I would categorize Hayes in less of the BukuSteez melodic lane, but almost in a 2015 Carti autotune mumble rap range. I wouldn’t have pegged the style as that initially, but after a listen it is very clear that Hayes is a totally different animal. Hayes has a knack for hooks, as nearly every one on the tape slaps. There is infinite potential in this area.
It feels like when Hayes lets things come naturally, and doesn’t press too hard, his music is infinitely better. You can feel how comfortable he was on his better tracks, but it is very obvious when he pushed too hard to seem cool or fit into whatever “lanes” are present.
It is very hit or miss with Hayes from the KY, but with some fine tuning, he could be a major player. Considering this is his first full length project, I wouldn’t say he has anything to worry about.
I have to say that I was pleasantly surprised that rapping about the state of Kentucky wasn’t corny at all. Hayes is very underrated in his wordplay. It is consistent and subtly clever, and I am looking forward to seeing his continued development in this area.
“Middle of the Summer,” is by far my favorite song from the tape. It was far and away the most heartfelt track, and offered a close look at the artist, his struggles and his journey to where he is now.

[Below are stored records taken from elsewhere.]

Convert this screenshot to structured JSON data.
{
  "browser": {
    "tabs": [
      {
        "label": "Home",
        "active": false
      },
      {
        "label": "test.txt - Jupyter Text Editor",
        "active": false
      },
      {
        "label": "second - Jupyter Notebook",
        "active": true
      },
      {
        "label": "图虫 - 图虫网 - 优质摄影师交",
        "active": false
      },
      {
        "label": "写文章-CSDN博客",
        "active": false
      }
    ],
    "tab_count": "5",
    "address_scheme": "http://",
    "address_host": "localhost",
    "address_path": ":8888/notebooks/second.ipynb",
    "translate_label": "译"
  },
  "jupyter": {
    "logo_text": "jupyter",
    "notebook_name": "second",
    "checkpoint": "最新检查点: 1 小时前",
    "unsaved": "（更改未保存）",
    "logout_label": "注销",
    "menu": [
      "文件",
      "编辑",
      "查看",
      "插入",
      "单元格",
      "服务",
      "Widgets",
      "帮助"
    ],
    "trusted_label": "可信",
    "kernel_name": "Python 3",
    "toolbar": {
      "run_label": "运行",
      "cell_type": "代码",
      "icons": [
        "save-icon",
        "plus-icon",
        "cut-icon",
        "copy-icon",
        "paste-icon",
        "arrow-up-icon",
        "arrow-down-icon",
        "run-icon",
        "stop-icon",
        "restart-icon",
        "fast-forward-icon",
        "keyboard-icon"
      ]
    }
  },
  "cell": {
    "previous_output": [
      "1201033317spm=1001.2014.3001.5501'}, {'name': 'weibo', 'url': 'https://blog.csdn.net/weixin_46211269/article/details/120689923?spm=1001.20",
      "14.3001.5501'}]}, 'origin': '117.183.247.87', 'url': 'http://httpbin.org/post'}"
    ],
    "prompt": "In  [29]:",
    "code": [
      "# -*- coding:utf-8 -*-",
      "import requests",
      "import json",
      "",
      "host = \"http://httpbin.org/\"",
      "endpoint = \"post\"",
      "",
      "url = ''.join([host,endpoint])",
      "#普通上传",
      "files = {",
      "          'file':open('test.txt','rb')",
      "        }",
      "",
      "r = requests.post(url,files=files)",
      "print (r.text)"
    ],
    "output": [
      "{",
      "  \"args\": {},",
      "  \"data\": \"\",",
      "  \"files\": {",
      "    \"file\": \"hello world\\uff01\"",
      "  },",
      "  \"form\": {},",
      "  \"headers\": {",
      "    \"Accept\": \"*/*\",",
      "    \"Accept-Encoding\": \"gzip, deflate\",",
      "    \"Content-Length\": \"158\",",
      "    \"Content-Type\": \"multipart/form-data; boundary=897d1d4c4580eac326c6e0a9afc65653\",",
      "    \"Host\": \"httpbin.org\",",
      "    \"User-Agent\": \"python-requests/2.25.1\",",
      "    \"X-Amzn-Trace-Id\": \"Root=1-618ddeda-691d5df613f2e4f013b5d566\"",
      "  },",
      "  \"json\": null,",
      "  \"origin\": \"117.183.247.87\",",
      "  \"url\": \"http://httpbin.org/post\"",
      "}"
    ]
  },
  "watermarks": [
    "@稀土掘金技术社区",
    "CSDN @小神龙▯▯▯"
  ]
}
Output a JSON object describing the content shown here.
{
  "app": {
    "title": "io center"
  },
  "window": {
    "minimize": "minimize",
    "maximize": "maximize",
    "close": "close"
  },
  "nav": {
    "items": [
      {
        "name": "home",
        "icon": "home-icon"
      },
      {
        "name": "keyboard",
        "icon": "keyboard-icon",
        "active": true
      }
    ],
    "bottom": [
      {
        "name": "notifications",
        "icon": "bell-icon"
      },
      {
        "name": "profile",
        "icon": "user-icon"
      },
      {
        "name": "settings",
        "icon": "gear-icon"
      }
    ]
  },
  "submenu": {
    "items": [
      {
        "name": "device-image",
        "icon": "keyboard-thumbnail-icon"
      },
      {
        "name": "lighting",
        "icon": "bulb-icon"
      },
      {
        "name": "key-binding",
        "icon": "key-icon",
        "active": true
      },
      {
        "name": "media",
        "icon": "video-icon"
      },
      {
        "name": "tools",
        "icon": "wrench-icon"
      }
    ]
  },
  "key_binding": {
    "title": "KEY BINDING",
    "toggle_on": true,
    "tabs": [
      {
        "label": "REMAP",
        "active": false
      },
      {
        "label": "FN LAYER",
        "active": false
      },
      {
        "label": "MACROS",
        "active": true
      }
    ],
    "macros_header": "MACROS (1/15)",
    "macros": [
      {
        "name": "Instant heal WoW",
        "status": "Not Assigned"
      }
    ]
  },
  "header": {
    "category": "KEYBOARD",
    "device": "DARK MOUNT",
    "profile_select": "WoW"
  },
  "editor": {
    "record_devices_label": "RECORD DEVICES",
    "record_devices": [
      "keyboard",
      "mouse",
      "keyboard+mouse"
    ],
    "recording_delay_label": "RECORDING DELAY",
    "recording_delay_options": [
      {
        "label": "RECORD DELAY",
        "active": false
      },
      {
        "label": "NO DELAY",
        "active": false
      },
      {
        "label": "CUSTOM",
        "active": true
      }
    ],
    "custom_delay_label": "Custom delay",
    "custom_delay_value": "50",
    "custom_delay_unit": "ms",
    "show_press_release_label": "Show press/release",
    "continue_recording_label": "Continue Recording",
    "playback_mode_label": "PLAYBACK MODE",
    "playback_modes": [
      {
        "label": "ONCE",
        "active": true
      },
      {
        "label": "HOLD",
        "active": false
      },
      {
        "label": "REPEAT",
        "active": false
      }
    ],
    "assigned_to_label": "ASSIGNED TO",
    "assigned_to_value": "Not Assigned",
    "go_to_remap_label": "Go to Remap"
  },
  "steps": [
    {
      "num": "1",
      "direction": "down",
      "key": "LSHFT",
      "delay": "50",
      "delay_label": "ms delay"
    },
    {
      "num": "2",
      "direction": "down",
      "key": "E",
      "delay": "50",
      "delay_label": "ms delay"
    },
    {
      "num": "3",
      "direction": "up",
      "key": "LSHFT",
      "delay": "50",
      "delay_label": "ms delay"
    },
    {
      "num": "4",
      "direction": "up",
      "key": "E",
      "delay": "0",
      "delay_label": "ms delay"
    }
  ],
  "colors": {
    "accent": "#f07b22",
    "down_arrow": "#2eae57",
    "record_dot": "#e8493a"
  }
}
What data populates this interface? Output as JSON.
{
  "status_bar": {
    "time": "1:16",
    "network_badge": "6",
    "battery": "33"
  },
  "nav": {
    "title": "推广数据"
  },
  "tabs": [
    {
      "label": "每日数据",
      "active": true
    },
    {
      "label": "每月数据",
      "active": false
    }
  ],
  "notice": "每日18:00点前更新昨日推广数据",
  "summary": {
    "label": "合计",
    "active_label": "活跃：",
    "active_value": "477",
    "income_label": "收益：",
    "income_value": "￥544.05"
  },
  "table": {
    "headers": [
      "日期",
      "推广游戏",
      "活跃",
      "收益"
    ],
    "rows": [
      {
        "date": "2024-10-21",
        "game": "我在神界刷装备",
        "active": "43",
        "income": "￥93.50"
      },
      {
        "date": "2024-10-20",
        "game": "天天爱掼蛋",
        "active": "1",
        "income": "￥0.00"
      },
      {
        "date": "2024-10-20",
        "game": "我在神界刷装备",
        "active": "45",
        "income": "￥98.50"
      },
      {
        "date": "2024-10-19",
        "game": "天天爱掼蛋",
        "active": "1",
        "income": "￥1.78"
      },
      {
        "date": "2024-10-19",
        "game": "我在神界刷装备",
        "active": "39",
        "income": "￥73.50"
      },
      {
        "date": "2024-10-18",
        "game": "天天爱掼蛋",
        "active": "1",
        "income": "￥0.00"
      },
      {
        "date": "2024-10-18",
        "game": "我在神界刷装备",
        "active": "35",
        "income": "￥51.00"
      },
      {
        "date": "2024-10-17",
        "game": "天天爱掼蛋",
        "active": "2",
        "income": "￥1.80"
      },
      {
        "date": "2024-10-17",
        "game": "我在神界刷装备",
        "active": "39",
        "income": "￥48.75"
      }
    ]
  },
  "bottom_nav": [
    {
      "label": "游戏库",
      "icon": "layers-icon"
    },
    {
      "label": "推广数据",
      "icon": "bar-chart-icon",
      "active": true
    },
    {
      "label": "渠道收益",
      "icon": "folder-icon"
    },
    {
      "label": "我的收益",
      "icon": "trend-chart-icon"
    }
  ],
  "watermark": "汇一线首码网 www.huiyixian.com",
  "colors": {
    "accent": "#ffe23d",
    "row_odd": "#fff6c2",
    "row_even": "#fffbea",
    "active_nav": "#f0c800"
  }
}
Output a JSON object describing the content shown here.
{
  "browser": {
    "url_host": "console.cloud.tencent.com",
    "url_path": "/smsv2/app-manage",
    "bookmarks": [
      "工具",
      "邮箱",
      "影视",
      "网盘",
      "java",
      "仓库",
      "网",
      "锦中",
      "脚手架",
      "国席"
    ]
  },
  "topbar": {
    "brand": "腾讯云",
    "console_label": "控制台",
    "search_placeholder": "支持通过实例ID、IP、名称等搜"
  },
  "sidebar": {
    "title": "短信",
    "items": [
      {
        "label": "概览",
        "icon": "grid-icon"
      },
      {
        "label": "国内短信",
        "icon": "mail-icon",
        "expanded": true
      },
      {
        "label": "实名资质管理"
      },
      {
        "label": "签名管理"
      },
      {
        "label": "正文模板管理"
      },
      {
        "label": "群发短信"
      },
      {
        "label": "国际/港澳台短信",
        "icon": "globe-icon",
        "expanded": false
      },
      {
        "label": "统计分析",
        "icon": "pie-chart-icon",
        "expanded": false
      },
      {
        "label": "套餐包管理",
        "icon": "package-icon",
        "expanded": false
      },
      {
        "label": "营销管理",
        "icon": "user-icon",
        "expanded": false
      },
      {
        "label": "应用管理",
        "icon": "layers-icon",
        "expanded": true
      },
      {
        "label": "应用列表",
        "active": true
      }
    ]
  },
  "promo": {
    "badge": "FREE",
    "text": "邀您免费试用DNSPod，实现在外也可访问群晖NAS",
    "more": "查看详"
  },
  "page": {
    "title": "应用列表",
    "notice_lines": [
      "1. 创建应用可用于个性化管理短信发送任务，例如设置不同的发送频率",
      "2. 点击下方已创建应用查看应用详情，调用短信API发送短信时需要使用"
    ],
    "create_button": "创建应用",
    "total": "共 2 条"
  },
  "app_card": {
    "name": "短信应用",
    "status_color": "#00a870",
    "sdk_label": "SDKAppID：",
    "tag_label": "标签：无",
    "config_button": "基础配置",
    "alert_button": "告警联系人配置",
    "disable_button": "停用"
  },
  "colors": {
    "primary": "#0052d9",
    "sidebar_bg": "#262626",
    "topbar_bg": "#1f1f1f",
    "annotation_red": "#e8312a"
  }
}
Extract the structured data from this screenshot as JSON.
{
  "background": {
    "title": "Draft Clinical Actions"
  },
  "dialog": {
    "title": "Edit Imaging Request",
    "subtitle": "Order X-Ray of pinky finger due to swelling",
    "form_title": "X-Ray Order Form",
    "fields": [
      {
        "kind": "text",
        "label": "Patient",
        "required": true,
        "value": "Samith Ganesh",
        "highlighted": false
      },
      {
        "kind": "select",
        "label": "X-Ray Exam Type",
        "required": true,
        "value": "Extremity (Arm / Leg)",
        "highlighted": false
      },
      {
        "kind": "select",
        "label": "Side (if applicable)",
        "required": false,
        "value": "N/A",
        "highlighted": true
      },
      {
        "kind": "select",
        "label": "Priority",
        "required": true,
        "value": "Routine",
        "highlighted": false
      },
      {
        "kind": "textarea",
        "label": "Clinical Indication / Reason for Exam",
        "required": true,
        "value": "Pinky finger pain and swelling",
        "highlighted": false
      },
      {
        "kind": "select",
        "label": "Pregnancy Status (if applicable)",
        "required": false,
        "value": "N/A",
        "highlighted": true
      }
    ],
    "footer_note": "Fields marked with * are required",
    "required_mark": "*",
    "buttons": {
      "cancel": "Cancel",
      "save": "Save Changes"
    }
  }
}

I think Hayes has a tremendous amount of potential, but this tape was very streaky. Certain songs were ones I continued playing well after my first listen, and others were skipped after one minute. But don’t write him off. I know potential when I see it, and Hayes has a chance to make a big splash in this game.